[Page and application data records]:
··········
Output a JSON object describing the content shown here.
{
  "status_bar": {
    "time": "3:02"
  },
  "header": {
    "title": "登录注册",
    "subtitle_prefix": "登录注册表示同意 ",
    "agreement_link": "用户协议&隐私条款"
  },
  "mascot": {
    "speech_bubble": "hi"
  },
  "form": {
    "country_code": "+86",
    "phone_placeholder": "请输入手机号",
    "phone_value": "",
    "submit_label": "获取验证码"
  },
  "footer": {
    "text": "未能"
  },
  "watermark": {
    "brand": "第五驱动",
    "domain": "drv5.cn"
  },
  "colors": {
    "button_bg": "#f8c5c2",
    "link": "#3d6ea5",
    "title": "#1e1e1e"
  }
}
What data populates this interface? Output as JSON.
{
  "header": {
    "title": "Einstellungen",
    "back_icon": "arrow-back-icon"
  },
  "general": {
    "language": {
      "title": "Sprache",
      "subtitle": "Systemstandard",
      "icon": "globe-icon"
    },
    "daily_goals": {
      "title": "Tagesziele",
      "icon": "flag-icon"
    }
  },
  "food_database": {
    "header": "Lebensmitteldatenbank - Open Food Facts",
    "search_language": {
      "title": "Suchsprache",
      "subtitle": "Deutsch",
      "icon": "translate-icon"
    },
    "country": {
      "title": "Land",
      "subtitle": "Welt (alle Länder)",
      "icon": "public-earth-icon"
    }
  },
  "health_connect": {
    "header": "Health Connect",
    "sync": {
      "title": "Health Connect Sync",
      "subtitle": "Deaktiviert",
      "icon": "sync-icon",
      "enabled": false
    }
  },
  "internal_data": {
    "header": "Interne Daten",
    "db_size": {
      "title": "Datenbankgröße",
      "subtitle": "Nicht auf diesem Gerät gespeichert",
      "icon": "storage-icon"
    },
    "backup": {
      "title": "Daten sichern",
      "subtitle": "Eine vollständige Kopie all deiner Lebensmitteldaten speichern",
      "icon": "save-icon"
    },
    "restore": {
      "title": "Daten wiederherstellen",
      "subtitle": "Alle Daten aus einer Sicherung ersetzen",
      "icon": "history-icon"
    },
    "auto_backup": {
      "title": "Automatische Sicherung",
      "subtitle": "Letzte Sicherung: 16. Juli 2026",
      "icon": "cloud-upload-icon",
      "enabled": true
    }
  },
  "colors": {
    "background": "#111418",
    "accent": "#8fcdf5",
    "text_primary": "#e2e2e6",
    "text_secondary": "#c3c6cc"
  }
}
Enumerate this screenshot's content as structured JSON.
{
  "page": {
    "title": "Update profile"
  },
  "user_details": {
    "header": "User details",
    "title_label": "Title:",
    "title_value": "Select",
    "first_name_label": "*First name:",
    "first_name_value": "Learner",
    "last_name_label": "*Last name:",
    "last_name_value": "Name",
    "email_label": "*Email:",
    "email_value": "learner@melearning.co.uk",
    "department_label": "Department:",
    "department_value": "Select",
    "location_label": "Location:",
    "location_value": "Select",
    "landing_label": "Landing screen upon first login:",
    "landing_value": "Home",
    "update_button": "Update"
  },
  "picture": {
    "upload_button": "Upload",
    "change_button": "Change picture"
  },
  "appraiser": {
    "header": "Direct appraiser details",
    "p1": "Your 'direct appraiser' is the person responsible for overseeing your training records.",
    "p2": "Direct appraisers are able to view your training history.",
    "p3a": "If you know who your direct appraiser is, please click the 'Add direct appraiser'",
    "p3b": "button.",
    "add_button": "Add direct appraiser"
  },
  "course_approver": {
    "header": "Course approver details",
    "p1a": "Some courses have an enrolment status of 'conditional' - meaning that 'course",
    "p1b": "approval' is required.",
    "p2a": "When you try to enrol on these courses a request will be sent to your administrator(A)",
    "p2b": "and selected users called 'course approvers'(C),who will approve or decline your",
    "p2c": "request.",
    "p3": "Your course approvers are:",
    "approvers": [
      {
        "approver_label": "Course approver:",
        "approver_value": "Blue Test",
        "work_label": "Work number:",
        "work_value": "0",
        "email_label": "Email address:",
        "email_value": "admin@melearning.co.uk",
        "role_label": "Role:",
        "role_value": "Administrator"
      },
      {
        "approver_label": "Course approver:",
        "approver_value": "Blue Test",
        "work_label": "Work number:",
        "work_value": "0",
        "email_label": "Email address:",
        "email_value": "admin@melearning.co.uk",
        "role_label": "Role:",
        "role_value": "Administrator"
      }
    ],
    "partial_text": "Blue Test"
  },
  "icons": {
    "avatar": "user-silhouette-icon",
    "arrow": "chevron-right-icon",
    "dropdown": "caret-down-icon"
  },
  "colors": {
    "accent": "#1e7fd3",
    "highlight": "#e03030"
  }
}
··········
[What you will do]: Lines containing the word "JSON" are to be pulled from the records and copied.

[Answer space]:
Output a JSON object describing the content shown here.
What data populates this interface? Output as JSON.
Enumerate this screenshot's content as structured JSON.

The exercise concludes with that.